Progressive Supranuclear Palsy
Progressive supranuclear palsy, or PSP, is a rare type of dementia that initially can look very similar to Parkinson’s disease. Patients with PSP have symptoms of gait abnormalities, just as patients with Parkinson’s disease have. However, a feature that may help distinguish PSP from Parkinson’s disease is that patients with PSP have certain eye-related changes. Specifically, a PSP patient may have trouble looking downward without moving his whole head--this is because the nerves that control these eye movements have been destroyed by the disease. Sadly, as with Parkinson’s disease and Lewy body dementia, there is no cure for the disease; treatment focuses on improving symptoms as much as possible, but eventually the patient will die from the disease 12.

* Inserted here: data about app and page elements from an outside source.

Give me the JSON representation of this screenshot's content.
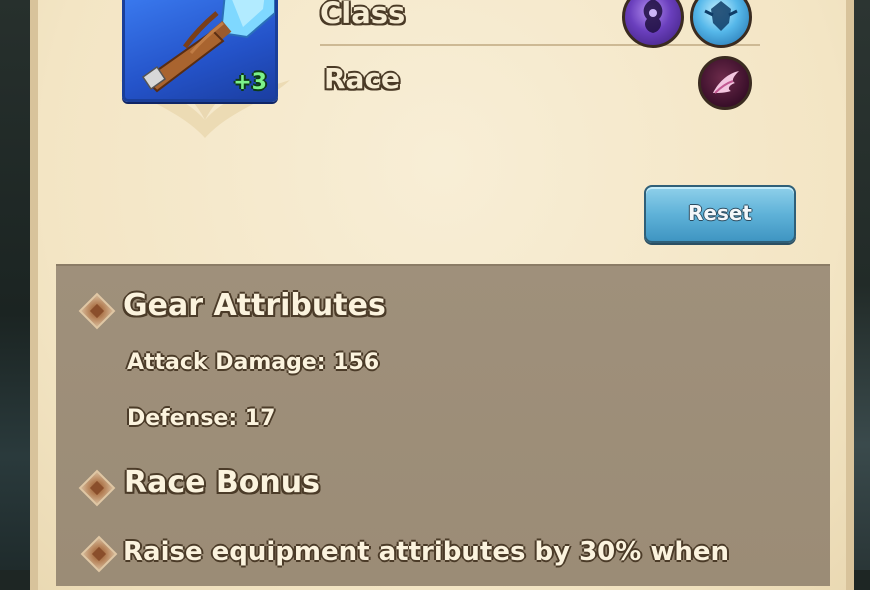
{
  "equipment": {
    "level_label": "+3"
  },
  "filters": {
    "class_label": "Class",
    "race_label": "Race",
    "class_icons": [
      "purple-class-icon",
      "blue-class-icon"
    ],
    "race_icon": "winged-race-icon"
  },
  "actions": {
    "reset_label": "Reset"
  },
  "gear_attributes": {
    "title": "Gear Attributes",
    "attack_damage": "Attack Damage: 156",
    "defense": "Defense: 17"
  },
  "race_bonus": {
    "title": "Race Bonus",
    "description": "Raise equipment attributes by 30% when"
  },
  "colors": {
    "panel_bg": "#f5e9cc",
    "attr_panel_bg": "#9f907b",
    "reset_button": "#5fb2d8",
    "level_green": "#7cf28a",
    "card_blue": "#2453c9"
  }
}
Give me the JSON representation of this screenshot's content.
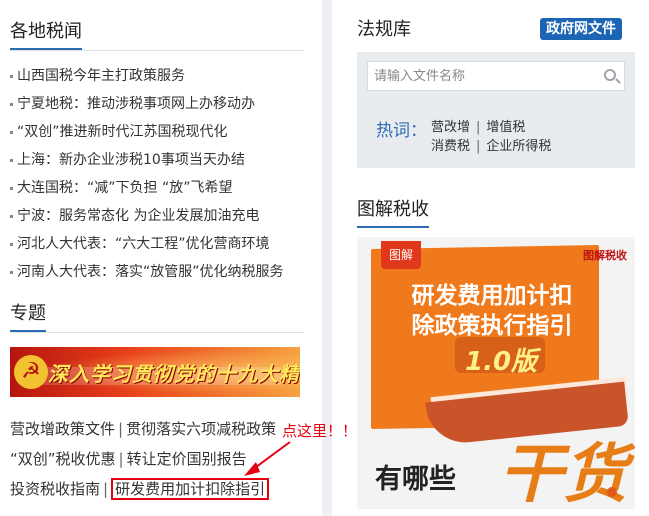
{
  "left": {
    "news_title": "各地税闻",
    "news": [
      "山西国税今年主打政策服务",
      "宁夏地税：推动涉税事项网上办移动办",
      "“双创”推进新时代江苏国税现代化",
      "上海：新办企业涉税10事项当天办结",
      "大连国税：“减”下负担 “放”飞希望",
      "宁波：服务常态化 为企业发展加油充电",
      "河北人大代表：“六大工程”优化营商环境",
      "河南人大代表：落实“放管服”优化纳税服务"
    ],
    "topic_title": "专题",
    "banner_text": "深入学习贯彻党的十九大精神",
    "links": {
      "row1_a": "营改增政策文件",
      "row1_b": "贯彻落实六项减税政策",
      "row2_a": "“双创”税收优惠",
      "row2_b": "转让定价国别报告",
      "row3_a": "投资税收指南",
      "row3_b": "研发费用加计扣除指引",
      "sep": "|"
    },
    "annotation": "点这里！！"
  },
  "right": {
    "law_title": "法规库",
    "gov_badge": "政府网文件",
    "search": {
      "placeholder": "请输入文件名称",
      "value": ""
    },
    "hot_label": "热词：",
    "hot_row1": [
      "营改增",
      "增值税"
    ],
    "hot_row2": [
      "消费税",
      "企业所得税"
    ],
    "hot_sep": "|",
    "graphic_title": "图解税收",
    "poster": {
      "tag": "图解",
      "logo": "图解税收",
      "line1": "研发费用加计扣",
      "line2": "除政策执行指引",
      "version": "1.0版",
      "question": "有哪些",
      "big": "干货"
    }
  },
  "colors": {
    "accent_blue": "#2b6cb5",
    "highlight_red": "#e60012",
    "panel_gray": "#e9ecef"
  }
}
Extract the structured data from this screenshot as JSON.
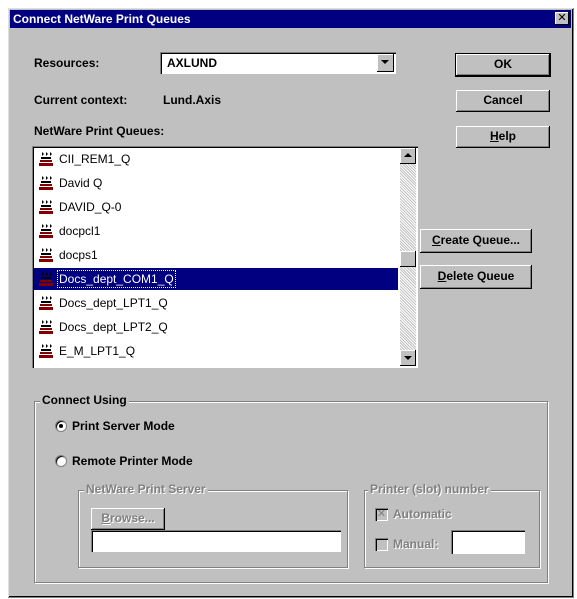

- Progressive supranuclear palsy, or PSP, is a rare type of dementia that initially can look very similar to Parkinson’s disease.
- Specifically, a PSP patient may have trouble looking downward without moving his whole head--this is because the nerves that control these eye movements have been destroyed by the disease.
Extrapyramidal Side Effects of Antipsychotic Medications
Types of Parkinson's Disease
Diseases Similar to ALS
Conditions That Mimic ALS
Causes of Weakness in Legs
Earliest Symptoms of ALS
What Are the Long-Term Effects of Viral Encephalitis?
List of Medical Conditions With Involuntary Movement
Blood Clot in Brain Symptoms
What Causes Muscle Loss?
- MayoClinic.com: Lewy Body Dementia
- MedlinePlus: Lewy Body Disease
- "Adams and Victor's Principles of Neurology;" A. Ropper and M. Samuels; 2009
- “UpToDate;” Clinical Manifestations of Parkinson Disease; Kevin Chou; January 2010
- MedlinePlus: Secondary Parkinsonism
- Alzheimer's Association. Lewy body dementia.
- Lewy Body Dementia Association. Diagnosis.
- Zupancic M, Mahajan A & Handa K. Dementia with lewy bodies: diagnosis and management for primary care providers. Prim Care Companion CND Disord. 2011;13(5). doi:10.4088/PCC.11r01190
- Lewy Body Dementia Association. Treatment.
- Boot BP. Comprehensive treatment of dementia with Lewy bodies. Alzheimers Res Ther. 2015;7(1):45. doi:10.1186/s13195-015-0128-z
Shira Goldenholz has been writing since 2001. She has edited a neurosciences coursebook and co-authored an article published in the "Journal of Child Neurology." She has contributed to a report on children's mental health and has written for an autism website. She holds a medical degree from the University of Wisconsin-Madison and a Master in Public Health from Boston University.